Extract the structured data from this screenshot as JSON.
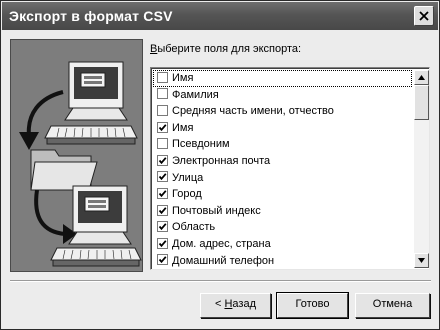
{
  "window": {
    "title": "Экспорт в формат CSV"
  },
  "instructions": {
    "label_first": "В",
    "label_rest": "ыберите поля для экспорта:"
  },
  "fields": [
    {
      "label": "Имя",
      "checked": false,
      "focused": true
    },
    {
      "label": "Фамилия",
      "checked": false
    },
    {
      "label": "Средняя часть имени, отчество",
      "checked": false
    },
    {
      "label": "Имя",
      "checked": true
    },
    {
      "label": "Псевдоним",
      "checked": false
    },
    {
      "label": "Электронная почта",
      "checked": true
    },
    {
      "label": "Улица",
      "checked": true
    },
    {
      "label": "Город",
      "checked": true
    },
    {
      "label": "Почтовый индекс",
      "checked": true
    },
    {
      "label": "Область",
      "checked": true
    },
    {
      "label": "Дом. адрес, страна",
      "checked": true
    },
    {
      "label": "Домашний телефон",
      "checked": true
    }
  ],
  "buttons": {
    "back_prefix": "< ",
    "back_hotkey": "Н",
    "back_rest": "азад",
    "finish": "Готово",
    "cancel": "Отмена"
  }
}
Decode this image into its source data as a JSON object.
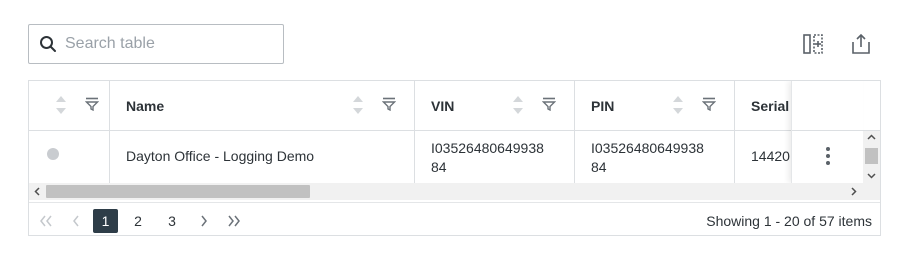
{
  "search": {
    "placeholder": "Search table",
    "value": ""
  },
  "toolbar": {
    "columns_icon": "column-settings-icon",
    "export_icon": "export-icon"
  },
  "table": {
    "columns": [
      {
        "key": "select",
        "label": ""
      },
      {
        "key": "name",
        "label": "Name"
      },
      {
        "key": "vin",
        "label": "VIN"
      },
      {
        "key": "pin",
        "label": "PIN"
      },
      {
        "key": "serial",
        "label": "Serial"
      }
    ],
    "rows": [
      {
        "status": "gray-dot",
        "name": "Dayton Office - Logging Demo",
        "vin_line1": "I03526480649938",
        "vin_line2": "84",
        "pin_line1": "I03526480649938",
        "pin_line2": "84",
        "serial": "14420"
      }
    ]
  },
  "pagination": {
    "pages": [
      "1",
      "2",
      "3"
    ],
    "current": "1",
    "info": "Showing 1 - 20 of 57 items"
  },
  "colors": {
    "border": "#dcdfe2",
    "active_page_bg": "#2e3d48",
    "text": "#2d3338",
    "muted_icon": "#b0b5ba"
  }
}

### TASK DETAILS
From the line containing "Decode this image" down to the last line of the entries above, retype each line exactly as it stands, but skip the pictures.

### RESULT OF THIS TASK
Decode this image into its source data as a JSON object.
{
  "search": {
    "placeholder": "Search table",
    "value": ""
  },
  "toolbar": {
    "columns_icon": "column-settings-icon",
    "export_icon": "export-icon"
  },
  "table": {
    "columns": [
      {
        "key": "select",
        "label": ""
      },
      {
        "key": "name",
        "label": "Name"
      },
      {
        "key": "vin",
        "label": "VIN"
      },
      {
        "key": "pin",
        "label": "PIN"
      },
      {
        "key": "serial",
        "label": "Serial"
      }
    ],
    "rows": [
      {
        "status": "gray-dot",
        "name": "Dayton Office - Logging Demo",
        "vin_line1": "I03526480649938",
        "vin_line2": "84",
        "pin_line1": "I03526480649938",
        "pin_line2": "84",
        "serial": "14420"
      }
    ]
  },
  "pagination": {
    "pages": [
      "1",
      "2",
      "3"
    ],
    "current": "1",
    "info": "Showing 1 - 20 of 57 items"
  },
  "colors": {
    "border": "#dcdfe2",
    "active_page_bg": "#2e3d48",
    "text": "#2d3338",
    "muted_icon": "#b0b5ba"
  }
}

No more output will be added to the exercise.